Example of biohazard labelling: a plastic container for used needles

The symbol biohazard (☣)(English Biohazard – Short for biological hazard) identifies specific biological hazard points. The symbol was developed and established as part of a study led by Charles Baldwin at Dow Chemical in 1966.[1]

Objects marked with the symbol represent hazards to humans and the environment from biological substances or organisms. Examples include medical waste, biological samples contaminated with microorganisms, viruses, toxins from biological sources, etc. that are pathogenic to humans, animals or plants and thus represent a potential hazard. Such substances are marked with the appropriate warning sign to draw attention to their correct handling, for example the wearing of appropriate protective clothing and proper disposal.

In the context of civil protection and hazard prevention, the term biological hazards is used, for details see there.

The biohazard is classified into four risk groups, details can be found under Biological Protection Level and Biological Safety Level.

Biohazardous substances are classified for transport according to UN numbers under dangerous goods legislation:

  • UN 2814 (substances infectious to humans)
  • UN 2900 (infectious substances for animals)
  • UN 3291 (medical waste)
  • UN 3373 (biological substance, category B / for samples)

In Unicode, the corresponding symbol is found at the position U+2623 (☣).


The symbol was developed in 1966 at Dow Chemical with the aim of creating a uniform warning symbol to replace the previously inconsistent signs.

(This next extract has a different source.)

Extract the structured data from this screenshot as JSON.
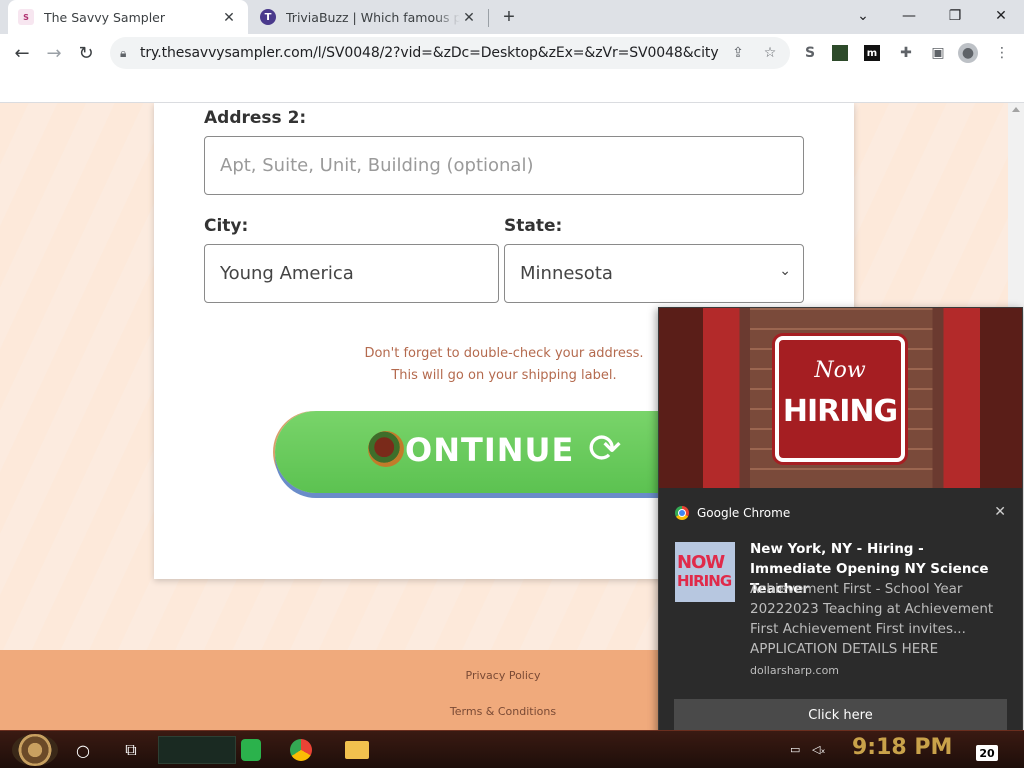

The developers deliberately chose a symbol that could not be interpreted intuitively by the viewers of the time, but at the same time had a high recognition value. This forced everyone to consciously learn the meaning of the symbol, with a high probability of remembering it much later. The easy reproducibility with a felt-tip pen and the recognizability in any position also played a role.[2]

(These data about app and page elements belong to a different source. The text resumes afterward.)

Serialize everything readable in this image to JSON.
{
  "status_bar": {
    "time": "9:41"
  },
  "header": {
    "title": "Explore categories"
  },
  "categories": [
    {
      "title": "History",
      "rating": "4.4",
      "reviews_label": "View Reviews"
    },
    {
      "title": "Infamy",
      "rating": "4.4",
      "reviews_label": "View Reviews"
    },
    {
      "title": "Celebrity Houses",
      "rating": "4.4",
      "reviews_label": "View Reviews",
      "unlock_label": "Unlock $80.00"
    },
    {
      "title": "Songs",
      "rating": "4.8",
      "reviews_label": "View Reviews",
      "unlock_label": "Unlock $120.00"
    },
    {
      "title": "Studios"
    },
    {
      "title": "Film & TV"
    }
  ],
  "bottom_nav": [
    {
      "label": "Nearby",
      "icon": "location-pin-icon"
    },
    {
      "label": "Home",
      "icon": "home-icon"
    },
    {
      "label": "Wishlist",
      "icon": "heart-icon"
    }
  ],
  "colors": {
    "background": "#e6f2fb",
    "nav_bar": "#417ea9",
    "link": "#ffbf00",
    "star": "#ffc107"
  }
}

In popular culture

The symbol is used in connection with electronic music genres such as trance or hardstyle, among others. It is also the band logo of the New York hardcore band Biohazard.

See also

  • Environmentally hazardous substances (ECB)
  • Infectious substances (ADR 6.2)
  • NBC Defense

Individual references

  1. Charles L. Baldwin and Robert S. Runkle. Biohazards Symbol: Development of a Biological Hazards Warning Signal. Science October 13, 1967: vol. 158. no. 3798, pp. 264-265 doi:10.1126/science.158.3798.264.
  2. Symbol Making Archived from Original may 14, 2011. In: New York Times Magazine. November 18, 2001.